» Activity
Filter the data for "kind" and copy matching lines.

(Task inputs)

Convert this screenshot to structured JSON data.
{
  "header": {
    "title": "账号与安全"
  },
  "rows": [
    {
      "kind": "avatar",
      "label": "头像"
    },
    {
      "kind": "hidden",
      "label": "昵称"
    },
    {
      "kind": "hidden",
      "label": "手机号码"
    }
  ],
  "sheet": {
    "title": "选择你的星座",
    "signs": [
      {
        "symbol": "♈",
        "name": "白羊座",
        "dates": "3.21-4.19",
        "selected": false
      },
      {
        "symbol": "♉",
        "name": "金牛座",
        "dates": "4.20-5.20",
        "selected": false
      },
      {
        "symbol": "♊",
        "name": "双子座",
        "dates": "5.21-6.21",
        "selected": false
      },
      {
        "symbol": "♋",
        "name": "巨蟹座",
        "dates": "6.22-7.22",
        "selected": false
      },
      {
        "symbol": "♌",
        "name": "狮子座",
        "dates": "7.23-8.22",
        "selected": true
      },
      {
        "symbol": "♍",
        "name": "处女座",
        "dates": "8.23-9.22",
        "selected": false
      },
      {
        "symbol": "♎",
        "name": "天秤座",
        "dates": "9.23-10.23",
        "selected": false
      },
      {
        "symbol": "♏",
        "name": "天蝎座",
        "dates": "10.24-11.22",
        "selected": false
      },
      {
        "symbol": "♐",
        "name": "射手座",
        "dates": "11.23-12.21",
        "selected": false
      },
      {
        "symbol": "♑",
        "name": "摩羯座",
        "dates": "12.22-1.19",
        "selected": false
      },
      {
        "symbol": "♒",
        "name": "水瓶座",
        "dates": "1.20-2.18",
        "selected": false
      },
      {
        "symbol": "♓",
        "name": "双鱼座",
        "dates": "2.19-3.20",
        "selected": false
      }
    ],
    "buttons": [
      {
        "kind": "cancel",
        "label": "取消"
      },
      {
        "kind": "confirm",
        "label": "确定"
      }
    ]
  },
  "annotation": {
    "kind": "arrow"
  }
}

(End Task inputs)

» Answer section
      "kind": "avatar",
      "kind": "hidden",
      "kind": "hidden",
        "kind": "cancel",
        "kind": "confirm",
    "kind": "arrow"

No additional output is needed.